I believe that both scenarios will be widespread, but for different kinds of services or components. As the move to a component- or service-oriented architecture continues and as application development comes to mean composite application development, there will no longer be one application development scenario. Some components will remain the primary responsibility of people who look very like today’s application developers. Others will become the primary responsibility of business users or of business analysts. Others still might become the responsibility of analytic or statistical types.

For instance, services that manipulate technical components such as machines or sensors might remain in the hands of developers while those that make decisions as to what to do when a sensor tells you something specific would be developed by more business focused people. A business user might build a component that allows them to manipulate the information held about a customer that uses a more technical component that integrates the various data feeds from third party data sources with the internal databases involved as well as more analytical services developed to infer characteristics of customers from their past behavior. No one approach will work for all components.

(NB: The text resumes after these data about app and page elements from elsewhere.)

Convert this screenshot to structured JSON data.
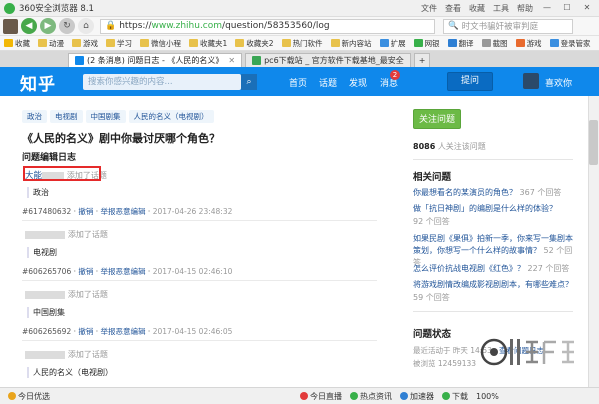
{
  "browser": {
    "title": "360安全浏览器 8.1",
    "menu": [
      "文件",
      "查看",
      "收藏",
      "工具",
      "帮助"
    ],
    "url_prefix": "https://",
    "url_host": "www.zhihu.com",
    "url_path": "/question/58353560/log",
    "search_placeholder": "时文书骗奸被审判庭",
    "bookmarks": [
      "收藏",
      "动漫",
      "游戏",
      "学习",
      "微信小程",
      "收藏夹1",
      "收藏夹2",
      "热门软件",
      "新内容站",
      "扩展",
      "网银",
      "翻译",
      "截图",
      "游戏",
      "登录管家"
    ],
    "tabs": [
      {
        "label": "(2 条消息) 问题日志 - 《人民的名义》",
        "active": true
      },
      {
        "label": "pc6下载站 _ 官方软件下载基地_最安全",
        "active": false
      }
    ],
    "status_left": "今日优选",
    "status_items": [
      "今日直播",
      "热点资讯",
      "加速器",
      "下载",
      "100%"
    ]
  },
  "zhihu": {
    "logo": "知乎",
    "search_placeholder": "搜索你感兴趣的内容...",
    "nav": [
      "首页",
      "话题",
      "发现",
      "消息"
    ],
    "message_badge": "2",
    "ask_button": "提问",
    "username": "喜欢你"
  },
  "question": {
    "topics": [
      "政治",
      "电视剧",
      "中国剧集",
      "人民的名义（电视剧）"
    ],
    "title": "《人民的名义》剧中你最讨厌哪个角色？",
    "log_title": "问题编辑日志"
  },
  "logs": [
    {
      "user": "大能",
      "action": "添加了话题",
      "topic": "政治",
      "id": "#617480632",
      "revert": "撤销",
      "report": "举报恶意编辑",
      "time": "2017-04-26 23:48:32"
    },
    {
      "user": "",
      "action": "添加了话题",
      "topic": "电视剧",
      "id": "#606265706",
      "revert": "撤销",
      "report": "举报恶意编辑",
      "time": "2017-04-15 02:46:10"
    },
    {
      "user": "",
      "action": "添加了话题",
      "topic": "中国剧集",
      "id": "#606265692",
      "revert": "撤销",
      "report": "举报恶意编辑",
      "time": "2017-04-15 02:46:05"
    },
    {
      "user": "",
      "action": "添加了话题",
      "topic": "人民的名义（电视剧）",
      "id": "",
      "revert": "",
      "report": "",
      "time": ""
    }
  ],
  "sidebar": {
    "follow_button": "关注问题",
    "follower_count": "8086",
    "follower_suffix": "人关注该问题",
    "related_title": "相关问题",
    "related": [
      {
        "q": "你最想看名的某演员的角色？",
        "count": "367 个回答"
      },
      {
        "q": "做「抗日神剧」的编剧是什么样的体验？",
        "count": "92 个回答"
      },
      {
        "q": "如果民剧《果俱》拍新一季，你来写一集剧本策划，你想写一个什么样的故事情？",
        "count": "52 个回答"
      },
      {
        "q": "怎么评价抗战电视剧《红色》？",
        "count": "227 个回答"
      },
      {
        "q": "将游戏剧情改编成影视剧剧本，有哪些难点？",
        "count": "59 个回答"
      }
    ],
    "status_title": "问题状态",
    "status_recent": "最近活动于 昨天 14:53 · ",
    "status_log_link": "查看问题日志",
    "status_views_prefix": "被浏览 ",
    "status_views": "12459133"
  }
}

I see this already, with the question of who is developing decision services become blurred with business, IT and analytic folks all working on them in different ways. Similarly, more business users are building their own portlets, reports and screens than ever before, even while most data and infrastructure services still require developers.

Clearly the development of different kinds of technology and the willingness of new generations of workers to use them and of management to allow them will be a big factor. The details of the resulting distribution of work are therefore hard to predict. What is clear is that technologies that empower the business and IT (and analytics) to collaborate will become more and more important and that organizations that get good at this kind of collaboration and at the development of decision services in this way will have an edge.

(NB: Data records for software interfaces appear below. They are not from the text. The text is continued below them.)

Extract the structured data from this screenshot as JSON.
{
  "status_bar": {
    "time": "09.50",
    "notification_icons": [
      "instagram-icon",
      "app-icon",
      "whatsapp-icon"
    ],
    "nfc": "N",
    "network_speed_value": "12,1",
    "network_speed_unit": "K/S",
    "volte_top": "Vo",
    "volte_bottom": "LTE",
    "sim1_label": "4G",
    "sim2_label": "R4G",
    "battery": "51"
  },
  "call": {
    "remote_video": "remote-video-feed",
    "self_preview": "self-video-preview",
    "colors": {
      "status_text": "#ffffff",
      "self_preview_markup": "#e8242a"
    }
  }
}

I have blogged about the good work Forrester is doing on dynamic business applications before and also about the role of business rules in building a digital business architecture and for concurrent business engineering. I will also be at the Forrester IT Forum so find me and say hi if you are there or subscribe to get the blog posts from the event as I write them.

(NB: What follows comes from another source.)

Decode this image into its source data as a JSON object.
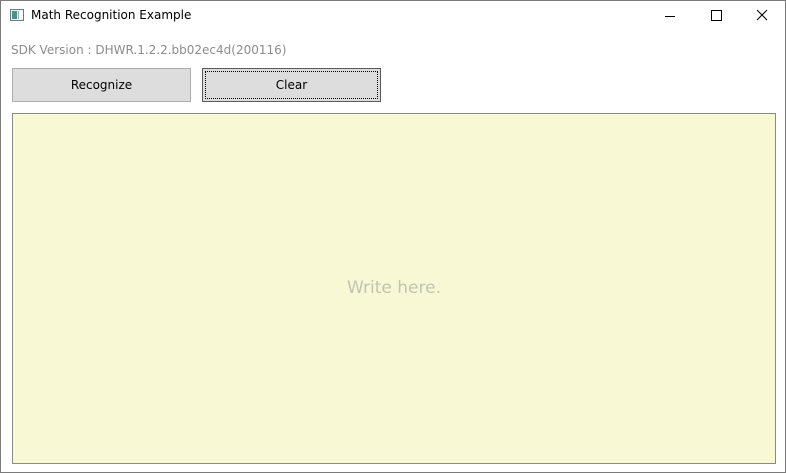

Comments on this entry are closed.

  • Mike Gualtieri May 8, 2008, 8:31 pm

    Hi James,
    I agree there will be multiple application development scenarios. I have been giving a lot of thought to how business domain specific  design/development tools will help enable  a business developer scenario.   Most tools are general  to all domains.   For example, most of the BI, BPM, and business rules platforms are designed as general purpose tools. An example, of a domain specific dev tool is Experian’s business rules platform.   Risk Managers get Experian right away because it is designed for them.   But, a business user in manufacturing or logistics would not understand it. Are business domain tools necessary to enable a non-trivial development role for businesspeople?

  • Mark Eastwood May 11, 2008, 12:32 pm

    James, While I agree somewhat with Mike’s thinking about horizontal BI, BPM, and business rules platforms, I think he misses something here too. Tools like Blaze Advisor while horizontal are infinitely customizable to create the business friendly experience he cites as an advantage to Experian’s tool. Everyday the horizontal capabilities of Blaze Advisor are used to develop customized rule maintenance applications (a browser-based business user rule authoring environment) specific not only to a particular industry (for the originations environment Fair Isaac pre-built Capstone Decision Accelerator) but to a particular player in that industry. Leveraging the Enterprise Policy Hub concept, businesses competing against one another in a single industry define policies and have procedures and sometimes a unique “language” they use to define these policies. The Blaze Advisor rule maintenance application is effectively custom built (from existing components) for a particular client organization. Its the ultimate in horizontal functionality meets built-for-purpose business user rule authoring environment.